Appropriately, Allen was carrying some pencil sketches of beach projects in his suit pocket when he set off for work on July 20, 2002.
Shortly after boarding the train, he collapsed. For at least 20 crucial minutes after he was stricken, his heart “jiggled” out of rhythm, said his widow, Marlene. Inexplicably, the conductor refused to stop for emergency responders until the train arrived at Boston’s Back Bay station. There, paramedics treated Allen with a defibrillator, but by then it was too late. He was pronounced dead at a hospital.
Could have been saved
Allen probably would have survived had he received emergency help or a defibrillator treatment at any of the three stations that were passed up, said lawyers for Marlene Allen. Each stop was close to police and fire personnel with the devices, as well as to a hospital.
In 2004, Allen’s family sued the Massachusetts Bay Transportation Authority and Amtrak for wrongful death. The next year, the agency agreed to a $3.9 million settlement.
The MBTA also apologized, saying it had been “placed in the extraordinarily difficult position of having to defend the despicable conduct of the Amtrak train crew.” Amtrak no longer runs the commuter rail line.
In February, with Marlene Allen in attendance, officials from the Massachusetts Bay Commuter Railroad Co., which took over management of the commuter rail operation, announced defibrillators were being placed on all 84 of its commuter rail trains.
The transit agency spent about $200,000 for equipment, upkeep and training, said John Hogan, the commuter rail’s director of safety and security.
Two weeks after the commuter line began installing the defibrillators, bystanders used one for the first and, so far, only time, successfully reviving a 53-year-old man who had collapsed in a train station waiting area.

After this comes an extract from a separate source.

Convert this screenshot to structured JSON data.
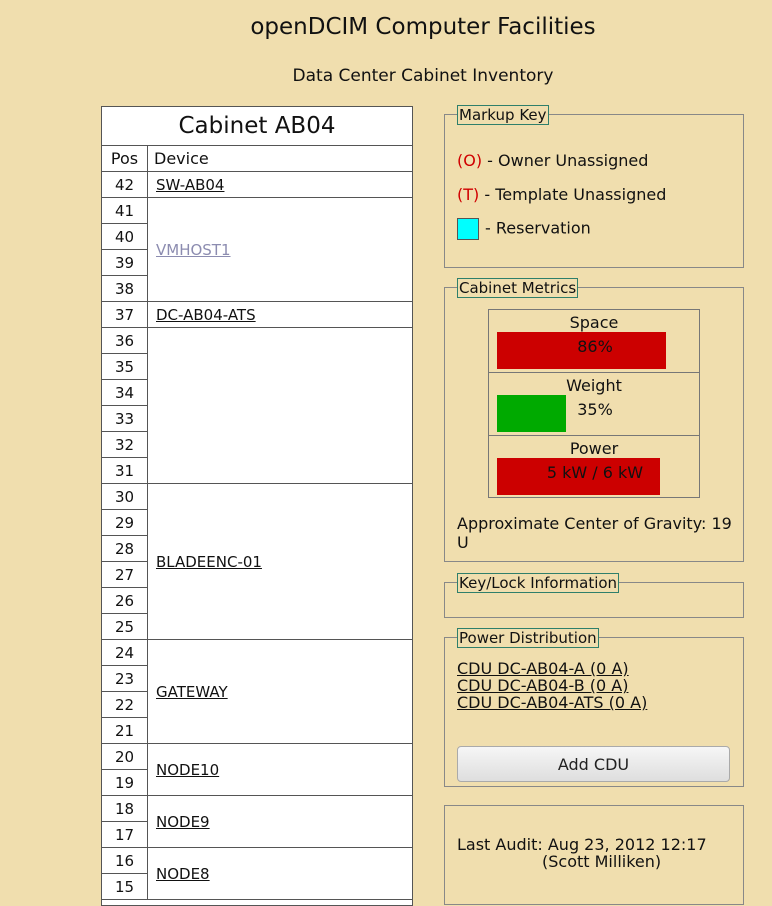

Since her husband’s death, Marlene Allen has become a vocal advocate of equipping trains with defibrillators.
She also works to educate others about the difference between a heart attack and sudden cardiac arrest, which her husband experienced.
“You don’t have time to screw around with sudden cardiac arrest,” Allen said.

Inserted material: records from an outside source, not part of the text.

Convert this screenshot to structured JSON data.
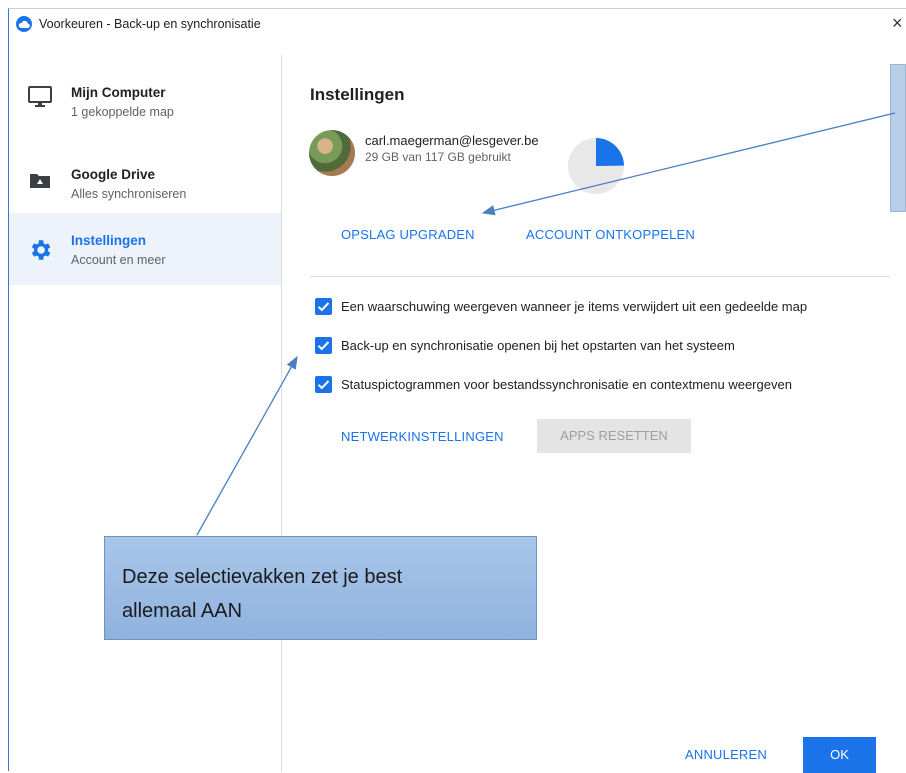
{
  "window": {
    "title": "Voorkeuren - Back-up en synchronisatie",
    "close_glyph": "×",
    "app_icon": "google-drive-cloud-icon"
  },
  "sidebar": {
    "items": [
      {
        "title": "Mijn Computer",
        "subtitle": "1 gekoppelde map",
        "icon": "monitor-icon",
        "active": false
      },
      {
        "title": "Google Drive",
        "subtitle": "Alles synchroniseren",
        "icon": "drive-folder-icon",
        "active": false
      },
      {
        "title": "Instellingen",
        "subtitle": "Account en meer",
        "icon": "gear-icon",
        "active": true
      }
    ]
  },
  "main": {
    "heading": "Instellingen",
    "account": {
      "email": "carl.maegerman@lesgever.be",
      "usage": "29 GB van 117 GB gebruikt",
      "used_fraction": 0.248
    },
    "account_buttons": {
      "upgrade": "OPSLAG UPGRADEN",
      "disconnect": "ACCOUNT ONTKOPPELEN"
    },
    "checkboxes": [
      {
        "label": "Een waarschuwing weergeven wanneer je items verwijdert uit een gedeelde map",
        "checked": true
      },
      {
        "label": "Back-up en synchronisatie openen bij het opstarten van het systeem",
        "checked": true
      },
      {
        "label": "Statuspictogrammen voor bestandssynchronisatie en contextmenu weergeven",
        "checked": true
      }
    ],
    "settings_buttons": {
      "network": "NETWERKINSTELLINGEN",
      "reset": "APPS RESETTEN"
    },
    "footer": {
      "cancel": "ANNULEREN",
      "ok": "OK"
    }
  },
  "annotation": {
    "callout_line1": "Deze selectievakken zet je best",
    "callout_line2": "allemaal AAN"
  },
  "colors": {
    "accent": "#1a73e8",
    "pie_background": "#e8e8e8",
    "sidebar_active": "#eef2fb",
    "callout_fill": "#9dbce4"
  }
}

A heart attack is caused by a blockage of blood to the muscle, while sudden cardiac arrest is caused by an electrical irregularity of the heart. However, a heart attack can lead to sudden cardiac arrest, experts said.
Michelle Crowe isn’t sure a defibrillator would have saved her father, Michael, who collapsed Oct. 8 aboard a Union Pacific Northwest Line train while riding to work at Mesirow Financial in Chicago. She said her father had a pre-existing heart condition.
Two nurses went to his assistance and performed CPR, according to witnesses and police and fire reports. Paramedics treated Crowe at the Palatine station and took him to Northwest Community Hospital, where he was pronounced dead.
Michelle Crowe, who is trained in using defibrillators, said having a device onboard would have provided valuable diagnostic information to the medical responders.
“We fully support the idea of Metra installing AEDs on trains,” she said.
The Sudden Cardiac Arrest Association, which held its annual meeting in Chicago a few days after Crowe’s death, sent a petition to Metra urging it to place defibrillators on trains.
Marlene Allen believes the day is coming when defibrillators will be as common as smoke detectors.
“They’re easy to use; there’s no liability,” she said. “The only problem is if you don’t try anything. The person’s going to be dead.”